Content starts
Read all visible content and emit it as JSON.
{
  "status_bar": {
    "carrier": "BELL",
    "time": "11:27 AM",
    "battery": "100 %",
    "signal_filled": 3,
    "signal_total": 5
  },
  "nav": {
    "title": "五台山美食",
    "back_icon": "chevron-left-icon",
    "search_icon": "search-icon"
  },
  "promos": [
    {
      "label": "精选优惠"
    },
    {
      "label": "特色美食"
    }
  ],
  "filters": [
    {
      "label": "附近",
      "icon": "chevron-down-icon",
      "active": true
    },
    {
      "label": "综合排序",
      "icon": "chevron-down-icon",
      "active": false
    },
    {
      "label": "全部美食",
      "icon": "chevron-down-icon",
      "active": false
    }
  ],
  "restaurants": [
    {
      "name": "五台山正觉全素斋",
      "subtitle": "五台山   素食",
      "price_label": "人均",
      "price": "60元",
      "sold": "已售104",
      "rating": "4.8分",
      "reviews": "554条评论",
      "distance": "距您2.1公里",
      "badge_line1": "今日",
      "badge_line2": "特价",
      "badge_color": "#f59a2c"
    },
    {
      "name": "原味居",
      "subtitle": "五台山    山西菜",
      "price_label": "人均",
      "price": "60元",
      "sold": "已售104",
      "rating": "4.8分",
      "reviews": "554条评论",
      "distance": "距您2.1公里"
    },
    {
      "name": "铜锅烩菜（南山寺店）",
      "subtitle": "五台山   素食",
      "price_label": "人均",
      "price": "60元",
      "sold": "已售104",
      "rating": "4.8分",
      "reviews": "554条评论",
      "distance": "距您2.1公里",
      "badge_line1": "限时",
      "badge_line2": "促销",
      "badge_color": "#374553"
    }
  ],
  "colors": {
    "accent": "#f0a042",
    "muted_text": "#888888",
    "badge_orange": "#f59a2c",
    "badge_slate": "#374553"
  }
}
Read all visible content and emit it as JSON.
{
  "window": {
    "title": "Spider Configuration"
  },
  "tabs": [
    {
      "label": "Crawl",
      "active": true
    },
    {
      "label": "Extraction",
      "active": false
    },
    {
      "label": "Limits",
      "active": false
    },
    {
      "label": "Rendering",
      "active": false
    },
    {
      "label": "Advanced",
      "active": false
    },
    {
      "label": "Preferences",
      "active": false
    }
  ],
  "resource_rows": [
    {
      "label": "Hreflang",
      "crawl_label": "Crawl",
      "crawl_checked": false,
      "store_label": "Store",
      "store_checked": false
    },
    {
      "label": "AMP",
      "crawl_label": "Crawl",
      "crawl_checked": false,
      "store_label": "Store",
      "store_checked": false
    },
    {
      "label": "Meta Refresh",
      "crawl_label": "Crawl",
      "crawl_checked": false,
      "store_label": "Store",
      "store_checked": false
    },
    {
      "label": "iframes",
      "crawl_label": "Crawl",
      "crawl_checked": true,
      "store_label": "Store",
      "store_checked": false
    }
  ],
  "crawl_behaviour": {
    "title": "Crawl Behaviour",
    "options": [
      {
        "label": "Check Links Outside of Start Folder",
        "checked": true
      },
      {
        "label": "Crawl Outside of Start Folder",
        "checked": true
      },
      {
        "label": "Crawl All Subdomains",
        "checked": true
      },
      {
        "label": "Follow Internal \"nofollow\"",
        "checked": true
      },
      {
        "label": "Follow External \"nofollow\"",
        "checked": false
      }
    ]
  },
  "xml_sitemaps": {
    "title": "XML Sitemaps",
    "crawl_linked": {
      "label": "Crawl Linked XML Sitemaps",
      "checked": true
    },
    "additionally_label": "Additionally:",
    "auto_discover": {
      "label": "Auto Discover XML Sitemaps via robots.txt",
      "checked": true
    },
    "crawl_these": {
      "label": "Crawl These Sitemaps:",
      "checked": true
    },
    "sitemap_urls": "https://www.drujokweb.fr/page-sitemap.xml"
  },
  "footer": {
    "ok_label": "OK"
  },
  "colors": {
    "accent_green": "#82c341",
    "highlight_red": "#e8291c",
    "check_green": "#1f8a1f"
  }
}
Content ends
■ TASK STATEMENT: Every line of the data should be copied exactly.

■ RESULT:
Read all visible content and emit it as JSON.
{
  "status_bar": {
    "carrier": "BELL",
    "time": "11:27 AM",
    "battery": "100 %",
    "signal_filled": 3,
    "signal_total": 5
  },
  "nav": {
    "title": "五台山美食",
    "back_icon": "chevron-left-icon",
    "search_icon": "search-icon"
  },
  "promos": [
    {
      "label": "精选优惠"
    },
    {
      "label": "特色美食"
    }
  ],
  "filters": [
    {
      "label": "附近",
      "icon": "chevron-down-icon",
      "active": true
    },
    {
      "label": "综合排序",
      "icon": "chevron-down-icon",
      "active": false
    },
    {
      "label": "全部美食",
      "icon": "chevron-down-icon",
      "active": false
    }
  ],
  "restaurants": [
    {
      "name": "五台山正觉全素斋",
      "subtitle": "五台山   素食",
      "price_label": "人均",
      "price": "60元",
      "sold": "已售104",
      "rating": "4.8分",
      "reviews": "554条评论",
      "distance": "距您2.1公里",
      "badge_line1": "今日",
      "badge_line2": "特价",
      "badge_color": "#f59a2c"
    },
    {
      "name": "原味居",
      "subtitle": "五台山    山西菜",
      "price_label": "人均",
      "price": "60元",
      "sold": "已售104",
      "rating": "4.8分",
      "reviews": "554条评论",
      "distance": "距您2.1公里"
    },
    {
      "name": "铜锅烩菜（南山寺店）",
      "subtitle": "五台山   素食",
      "price_label": "人均",
      "price": "60元",
      "sold": "已售104",
      "rating": "4.8分",
      "reviews": "554条评论",
      "distance": "距您2.1公里",
      "badge_line1": "限时",
      "badge_line2": "促销",
      "badge_color": "#374553"
    }
  ],
  "colors": {
    "accent": "#f0a042",
    "muted_text": "#888888",
    "badge_orange": "#f59a2c",
    "badge_slate": "#374553"
  }
}
Read all visible content and emit it as JSON.
{
  "window": {
    "title": "Spider Configuration"
  },
  "tabs": [
    {
      "label": "Crawl",
      "active": true
    },
    {
      "label": "Extraction",
      "active": false
    },
    {
      "label": "Limits",
      "active": false
    },
    {
      "label": "Rendering",
      "active": false
    },
    {
      "label": "Advanced",
      "active": false
    },
    {
      "label": "Preferences",
      "active": false
    }
  ],
  "resource_rows": [
    {
      "label": "Hreflang",
      "crawl_label": "Crawl",
      "crawl_checked": false,
      "store_label": "Store",
      "store_checked": false
    },
    {
      "label": "AMP",
      "crawl_label": "Crawl",
      "crawl_checked": false,
      "store_label": "Store",
      "store_checked": false
    },
    {
      "label": "Meta Refresh",
      "crawl_label": "Crawl",
      "crawl_checked": false,
      "store_label": "Store",
      "store_checked": false
    },
    {
      "label": "iframes",
      "crawl_label": "Crawl",
      "crawl_checked": true,
      "store_label": "Store",
      "store_checked": false
    }
  ],
  "crawl_behaviour": {
    "title": "Crawl Behaviour",
    "options": [
      {
        "label": "Check Links Outside of Start Folder",
        "checked": true
      },
      {
        "label": "Crawl Outside of Start Folder",
        "checked": true
      },
      {
        "label": "Crawl All Subdomains",
        "checked": true
      },
      {
        "label": "Follow Internal \"nofollow\"",
        "checked": true
      },
      {
        "label": "Follow External \"nofollow\"",
        "checked": false
      }
    ]
  },
  "xml_sitemaps": {
    "title": "XML Sitemaps",
    "crawl_linked": {
      "label": "Crawl Linked XML Sitemaps",
      "checked": true
    },
    "additionally_label": "Additionally:",
    "auto_discover": {
      "label": "Auto Discover XML Sitemaps via robots.txt",
      "checked": true
    },
    "crawl_these": {
      "label": "Crawl These Sitemaps:",
      "checked": true
    },
    "sitemap_urls": "https://www.drujokweb.fr/page-sitemap.xml"
  },
  "footer": {
    "ok_label": "OK"
  },
  "colors": {
    "accent_green": "#82c341",
    "highlight_red": "#e8291c",
    "check_green": "#1f8a1f"
  }
}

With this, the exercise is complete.